The artifact arrives
On July 24, 2011, a 14-foot tall piece of one of the World Trade Center buildings, which once stood more than1,360 feet tall, arrived in Overland Park. As it traveled down Metcalf Avenue, Miller says the reaction from bystanders was very quiet, a moment loaded with a palpable sense of emotion. People stood in silence holding signs and flags.
“It was very ceremonial,” Miller says. “What on the surface is a cold piece of steel and concrete is actually a representation of people’s lives.”
Since there were far more applications than pieces available, Miller says Overland Park was “blessed to get whatever we could, let alone one this large.”
The goal was to get the piece here before September 11, 2011, but after figuring out how to transport the enormous piece, filing legal paperwork to transfer custody and release liability, and filing an insurance policy, time was running out. However, Miller, Bishoff, Dehner, and other members of the OPFD persisted and on 9/11/11, a dedication ceremony took place at 12401 Hemlock Street, home of the OPFD Training Center and future site of the 9-11 Memorial. The memorial is scheduled to be unveiled on Sept. 11, 2012.
According to Miller, the artifact from the World Trade Center is most likely from a corridor, stairwell, or parking garage. Once the memorial is complete, the piece will stand upright as it once did in NYC. Surrounding this 14-foot-tall piece of one of the most renowned architectural constructs in history will be learning areas describing all events from 9-11. The memorial, being designed by SFS Architects of Kansas City, will represent all events from that historic day, not just the towers collapsing.
“We want to honor all four flights from that day,” says SFS architect Michael Christianer. “It is meant to be contemplative and educational. A series of panels will describe each flight, so future generations can learn what happened that day, beginning at 7:46 a.m.”
One aspect of the memorial is the celestial timeline that will acknowledge the time of impact of each plane. The sun will pierce the shadow of the artifact through an aperture that was created while it lay at ground zero.
“When this happens, a beam will shine on each educational panel at the exact time that each plane crashed,” Christianer says.
Names will be etched in plaques to honor those who perished on that day that changed history.
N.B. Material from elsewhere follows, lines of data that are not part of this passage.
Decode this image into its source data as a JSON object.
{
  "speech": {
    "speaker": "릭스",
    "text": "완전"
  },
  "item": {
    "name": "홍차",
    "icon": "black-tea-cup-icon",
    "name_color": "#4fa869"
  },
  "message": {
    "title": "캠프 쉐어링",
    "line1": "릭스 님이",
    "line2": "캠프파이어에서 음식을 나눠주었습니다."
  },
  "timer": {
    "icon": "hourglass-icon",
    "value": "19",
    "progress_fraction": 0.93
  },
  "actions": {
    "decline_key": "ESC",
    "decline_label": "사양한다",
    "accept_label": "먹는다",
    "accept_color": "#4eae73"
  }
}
A weeping wall with water flowing over eroded metal will stand at one end of the grounds to symbolize the tears from victims and their families.
The entire process—from bringing this artifact from the collapsed World Trade Center to Overland Park, to designing the memorial, to ensuring it is constructed with the utmost respect—is a community effort, and the result will be a public place for contemplation, learning, and ensuring the most devastating event in our nation’s recent past isn’t forgotten.
“The team at SFS Architecture is honored to be a part of this; it is such a rare opportunity,” Christianer says. “The city, the fire department, parks and rec ... everyone has come together.”
The memorial will be the first 9-11 memorial constructed in the Kansas City area; currently the nearest one is in St. Charles, Mo.
“This is one of the largest pieces released from the World Trade Center, and the memorial is going to be for the entire community, not just for Johnson County, but for all of Kansas City,” Miller says.
These companies and organizations have donated time, services, and funds for the 9-11 Memorial planned to be unveiled on Sept. 11, 2012 at the Overland Park Fire Department:
Arts and Recreation Foundation of Overland Park
Church of the Resurrection
KC Arborist Tree Care
Overland Park Fire Department
Plans are underway, but there is much to do to ensure this memorial comes to fruition. Visit this link for a video on the memorial: http://www.youtube.com/watch?v=ABbGvbW18A8&feature=email
To find out how you can help, visit www.artsandrec-op.org.
Companies are encouraged to participate in this tax-deductible donation opportunity sponsored by the Arts and Recreation Foundation.